What is your favorite street? Why?
My favorite street in Lima would have to be the Malecon. It is a street that sits atop the cliffs’ edge that runs parallel to the beaches of Lima below. It can take you from Miraflores to Barranco and while either ambling, running or biking it, you can enjoy gorgeous art not only doting the parks you’ll cross but unique wall art by Peru’s modern-day artists. And, if you chose to take a rest along this 6-mi stretch, you can sit at cafes or drop into some great bohemian bars.
What are your favorite annual festivals and celebrations?
My favorite celebrations in Peru are Vendimia in Ica during February and Inti Raymi in Cusco in June. Vendimia celebrations coincide with the beginning of harvest, and for Pisco producers like myself and my sister, we love the pageantry which which the season is welcomed. Ahead of the grape harvest, in Ica, the largest city in the Pisco Valley, there is a ritual we have adopted and that is a toast to Pachamama (ie. Mother Earth) – we make sure to share with her the first pressing of our grapes to thank her for that year’s bounty.

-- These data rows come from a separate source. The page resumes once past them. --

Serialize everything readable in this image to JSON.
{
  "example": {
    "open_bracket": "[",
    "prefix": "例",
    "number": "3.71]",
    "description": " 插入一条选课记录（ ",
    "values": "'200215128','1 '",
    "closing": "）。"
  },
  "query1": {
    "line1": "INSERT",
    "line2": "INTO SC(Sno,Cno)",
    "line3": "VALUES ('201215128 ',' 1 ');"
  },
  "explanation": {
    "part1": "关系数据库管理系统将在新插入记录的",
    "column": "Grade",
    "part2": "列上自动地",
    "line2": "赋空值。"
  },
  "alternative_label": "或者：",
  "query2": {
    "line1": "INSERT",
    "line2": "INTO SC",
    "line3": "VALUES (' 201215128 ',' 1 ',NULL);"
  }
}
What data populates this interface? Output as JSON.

In Cusco, every year, there is a celebration during our Summer Solstice to celebrate the Incan diety of the Sun. This is a visual smorgasbord the replicates all the majestic glory of this celebration as it was staged 500 years ago. Prepare to be dazzled!
What are your safety tips?

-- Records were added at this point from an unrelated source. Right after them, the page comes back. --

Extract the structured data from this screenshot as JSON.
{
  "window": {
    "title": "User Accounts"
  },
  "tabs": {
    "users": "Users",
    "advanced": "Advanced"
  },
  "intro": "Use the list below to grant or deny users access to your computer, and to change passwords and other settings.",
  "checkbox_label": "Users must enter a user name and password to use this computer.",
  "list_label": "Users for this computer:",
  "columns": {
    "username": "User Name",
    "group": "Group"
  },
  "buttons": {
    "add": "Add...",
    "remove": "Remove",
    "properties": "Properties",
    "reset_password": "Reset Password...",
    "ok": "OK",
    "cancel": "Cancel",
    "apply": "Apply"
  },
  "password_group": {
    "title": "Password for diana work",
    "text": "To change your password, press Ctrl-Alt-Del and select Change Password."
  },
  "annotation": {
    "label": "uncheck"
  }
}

I would say that outside of Lima, you will be generally safe and you’ll find a warm welcome with people ready to help if lost or looking for a recommendation. In a larger city like Lima, my strongest suggestion would be not to walk alone at night. Uber has arrived in Lima so make use of your app.

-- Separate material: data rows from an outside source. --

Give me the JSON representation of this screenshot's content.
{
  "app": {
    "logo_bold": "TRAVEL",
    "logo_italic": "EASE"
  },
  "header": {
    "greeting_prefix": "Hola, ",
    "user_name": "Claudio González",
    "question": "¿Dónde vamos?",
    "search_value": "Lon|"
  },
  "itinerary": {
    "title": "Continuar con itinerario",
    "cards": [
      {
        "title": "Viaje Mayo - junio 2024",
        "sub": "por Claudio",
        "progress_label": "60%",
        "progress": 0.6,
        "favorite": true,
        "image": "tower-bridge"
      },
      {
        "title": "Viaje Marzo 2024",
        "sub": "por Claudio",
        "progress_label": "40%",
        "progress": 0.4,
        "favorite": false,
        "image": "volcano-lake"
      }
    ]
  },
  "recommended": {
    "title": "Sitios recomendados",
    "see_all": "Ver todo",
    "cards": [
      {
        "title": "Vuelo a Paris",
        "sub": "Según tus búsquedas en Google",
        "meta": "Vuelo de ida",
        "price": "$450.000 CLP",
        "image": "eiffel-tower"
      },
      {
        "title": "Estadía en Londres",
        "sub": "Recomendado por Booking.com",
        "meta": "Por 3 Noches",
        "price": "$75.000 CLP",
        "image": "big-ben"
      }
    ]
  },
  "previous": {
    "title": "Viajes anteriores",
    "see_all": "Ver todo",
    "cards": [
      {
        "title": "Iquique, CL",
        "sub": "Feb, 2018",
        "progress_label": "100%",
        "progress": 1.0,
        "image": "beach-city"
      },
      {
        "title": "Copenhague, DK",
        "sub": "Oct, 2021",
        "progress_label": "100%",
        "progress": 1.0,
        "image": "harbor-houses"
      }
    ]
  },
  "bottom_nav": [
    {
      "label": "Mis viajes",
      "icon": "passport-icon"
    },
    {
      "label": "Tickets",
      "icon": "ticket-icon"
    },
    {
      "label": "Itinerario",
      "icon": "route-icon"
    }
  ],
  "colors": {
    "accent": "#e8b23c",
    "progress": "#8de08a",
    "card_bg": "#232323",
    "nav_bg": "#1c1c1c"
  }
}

Which souvenirs should visitors purchase? From where?
If shopping is your thing while on vacation – and even if it’s not – discover the world of Peru’s textiles. Peru has some incredible designer’s working with the most gorgeous and extravagant wools. If you seek the most luxurious experiences, then definitely head to Kuna to buy sweaters or scarves made from Vicuña wool. If you are open to other types of wool like from alpaca, then head to Ayni’s atelier. This label was founded by a Peruvian and Danish woman who are working with exclusive materials like baby alpaca and creating modern designs that one could wear in Peru, New York or London. And, of course, being part of a dynamic sister duo helming Machu Pisco, I have to give a shout out to another incredible sister team who co-founded Escudo, a fashion brand that embraces sustainability while designing gorgeous fashion forward pieces using alpaca wool.
Describe your perfect day in Peru.
My perfect day is awaking to a sun-filled morning in the Pisco Valley. This Valley runs from the foothills of the Andes and runs to the shore of the Pacific. It is a desert valley that has its own micro-climate so when you head down there, prepare yourself to be wowed by the most vibrant vegetables that thrive here, from olives, lima beans, asparagus and avocados. In between meals that awaken your taste buds to an almost psychedelic reality, you can visit Peru’s mini Galapagos, the Islas Ballestas, take an air tour over the Nazca lines, go sand-boarding or adventure off-roading into the Western Hemisphere’s tallest sand dunes!